control and coordination. These and other closely related areas will be the subject of continuing research

[8] M. Sugeno, I. Hirano, S. Nakamura and S . Kotsu. Development of a n intelligent unmanned helicopter. IEEE International conf. fuzzy systems, pages 33-34, 1995.
[9] T.Y. Jiang, J.V.R.Prasad, and A.J. Calise. Adaptive fuzzy
logic flight controllers for rotorcraft. Proc. AIAA Guidance,
Navigation and Control conf., pages 1-8, July 1996.

[lo] J.E. Corban, A.J. Calise, and J.V.R. Prasad. Implementation

of adaptive nonlinear control for flight test on an unmanned

helicopter. Proc. 37th IEEE Conf. on Decision iind Control,
pages 3641-3646, December 1998.

[ll] J . W. Fletcher.

A model structure for identification of linear models of the uh-60 helicopter in hover .md forward
flight. Technical Report 110362, NASA Technical Memorandum, NASA Ames Research Center, Moffett Field, CA 94035,
August 1995.

[12] E.H.Lee, H. Shim, H. Park and K.I. Lee. Design of hovering attitude controller for a model helicopter.
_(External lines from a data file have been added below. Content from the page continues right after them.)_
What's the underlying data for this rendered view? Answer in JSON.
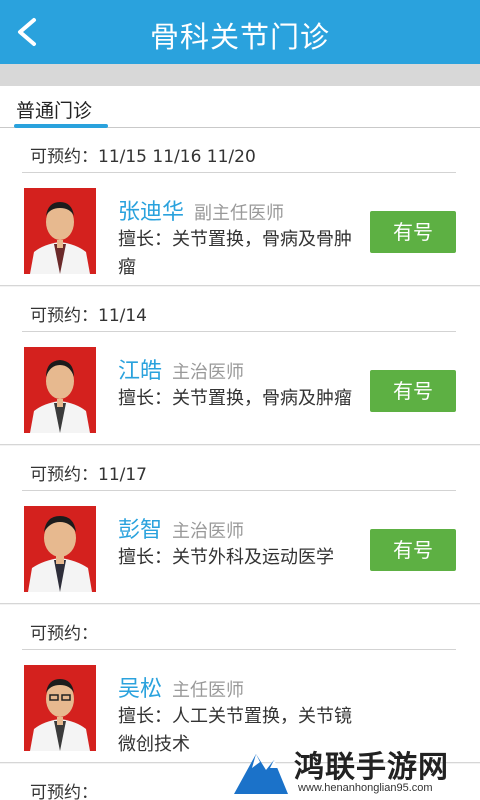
{
  "header": {
    "title": "骨科关节门诊",
    "back_icon": "chevron-left-icon",
    "color": "#2aa2dd"
  },
  "tabs": [
    {
      "label": "普通门诊",
      "active": true
    }
  ],
  "doctors": [
    {
      "available": "可预约：11/15 11/16 11/20",
      "name": "张迪华",
      "rank": "副主任医师",
      "specialty": "擅长：关节置换，骨病及骨肿瘤",
      "button": "有号"
    },
    {
      "available": "可预约：11/14",
      "name": "江皓",
      "rank": "主治医师",
      "specialty": "擅长：关节置换，骨病及肿瘤",
      "button": "有号"
    },
    {
      "available": "可预约：11/17",
      "name": "彭智",
      "rank": "主治医师",
      "specialty": "擅长：关节外科及运动医学",
      "button": "有号"
    },
    {
      "available": "可预约：",
      "name": "吴松",
      "rank": "主任医师",
      "specialty": "擅长：人工关节置换，关节镜微创技术",
      "button": ""
    }
  ],
  "last_available": "可预约：",
  "colors": {
    "accent": "#2aa2dd",
    "button": "#5db043",
    "photo_bg": "#d4211e"
  },
  "watermark": {
    "text": "鸿联手游网",
    "url": "www.henanhonglian95.com"
  }
}
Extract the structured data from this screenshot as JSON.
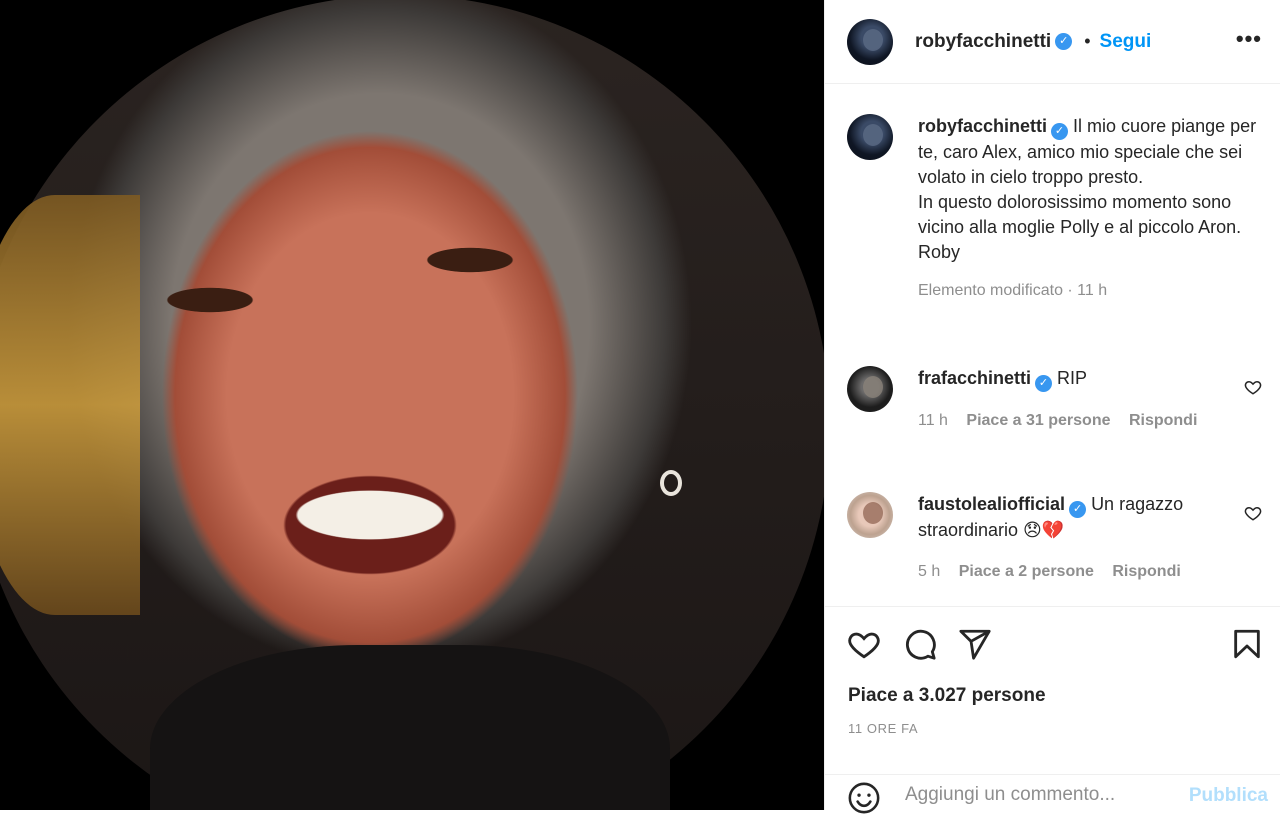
{
  "post": {
    "author": "robyfacchinetti",
    "follow_label": "Segui",
    "separator": "•",
    "caption": "Il mio cuore piange per te, caro Alex, amico mio speciale che sei volato in cielo troppo presto.\nIn questo dolorosissimo momento sono vicino alla moglie Polly e al piccolo Aron.\nRoby",
    "caption_meta": "Elemento modificato · 11 h",
    "verified_icon": "✓"
  },
  "comments": [
    {
      "username": "frafacchinetti",
      "text": "RIP",
      "time": "11 h",
      "likes": "Piace a 31 persone",
      "reply": "Rispondi"
    },
    {
      "username": "faustolealiofficial",
      "text": "Un ragazzo straordinario 😞💔",
      "time": "5 h",
      "likes": "Piace a 2 persone",
      "reply": "Rispondi"
    }
  ],
  "footer": {
    "likes": "Piace a 3.027 persone",
    "time_ago": "11 ORE FA",
    "comment_placeholder": "Aggiungi un commento...",
    "publish_label": "Pubblica"
  },
  "icons": [
    "more-options-icon",
    "verified-icon",
    "heart-icon",
    "comment-icon",
    "share-icon",
    "bookmark-icon",
    "emoji-icon"
  ],
  "colors": {
    "accent": "#0095f6",
    "verified": "#3897f0",
    "muted": "#8e8e8e",
    "publish_disabled": "#b2dffc"
  }
}
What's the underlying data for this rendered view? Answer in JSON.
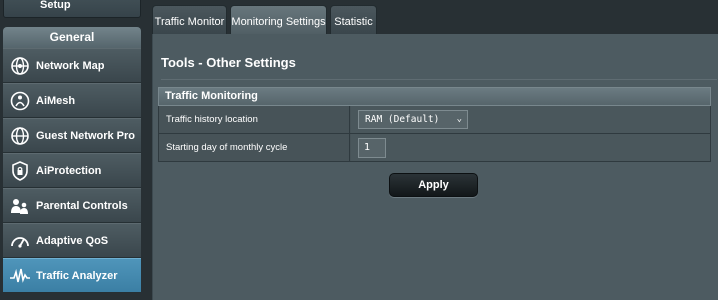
{
  "sidebar": {
    "top_item": "Setup",
    "section_title": "General",
    "items": [
      {
        "label": "Network Map",
        "icon": "network-map-icon"
      },
      {
        "label": "AiMesh",
        "icon": "aimesh-icon"
      },
      {
        "label": "Guest Network Pro",
        "icon": "guest-network-icon"
      },
      {
        "label": "AiProtection",
        "icon": "aiprotection-icon"
      },
      {
        "label": "Parental Controls",
        "icon": "parental-controls-icon"
      },
      {
        "label": "Adaptive QoS",
        "icon": "adaptive-qos-icon"
      },
      {
        "label": "Traffic Analyzer",
        "icon": "traffic-analyzer-icon",
        "active": true
      }
    ]
  },
  "tabs": [
    {
      "label": "Traffic Monitor"
    },
    {
      "label": "Monitoring Settings",
      "active": true
    },
    {
      "label": "Statistic"
    }
  ],
  "main": {
    "page_title": "Tools - Other Settings",
    "section_header": "Traffic Monitoring",
    "rows": [
      {
        "label": "Traffic history location",
        "value": "RAM (Default)"
      },
      {
        "label": "Starting day of monthly cycle",
        "value": "1"
      }
    ],
    "apply_label": "Apply"
  },
  "colors": {
    "active_blue": "#3f86ac",
    "panel_gray": "#4d5b61",
    "background": "#283034"
  }
}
Proc. Soc. of
Instrument and Control Engineers, pages 1385-:L389,August
[13] T.J. Koo, F. Hoffmann, H. Shim, B. Sinopoli and S. Sastry.
Hybrid control of an autonomous helicopter. Proc. IFAC workshop on motion control, Grenoble, France, September 1998.
[14] University of waterloo aerial robotics group (warp). Last accessed: March 8,
[15] B. D. 0.Anderson and J . B. Moore.
Prentice-Hall, 1989.


Optimal Control.

[16] C-T Chen. Linear system theory and design (3rd ed.). Oxford
University Press, London, U.K., 1999.

[l] T.J. Koo and S. Sastry. Output tracking control design of a he-

licopter model based on approximate linearization. Proc. 37th

IEEE Conf. Decision a n d Control, pages 3635-3640, December 1998.


Authorized licensed use limited to: Bu hizmeti TUBITAK EKUAL kapsaminda ULAKBIM saglar. Downloaded on July 24, 2009 at 07:15 from IEEE Xplore. Restrictions apply.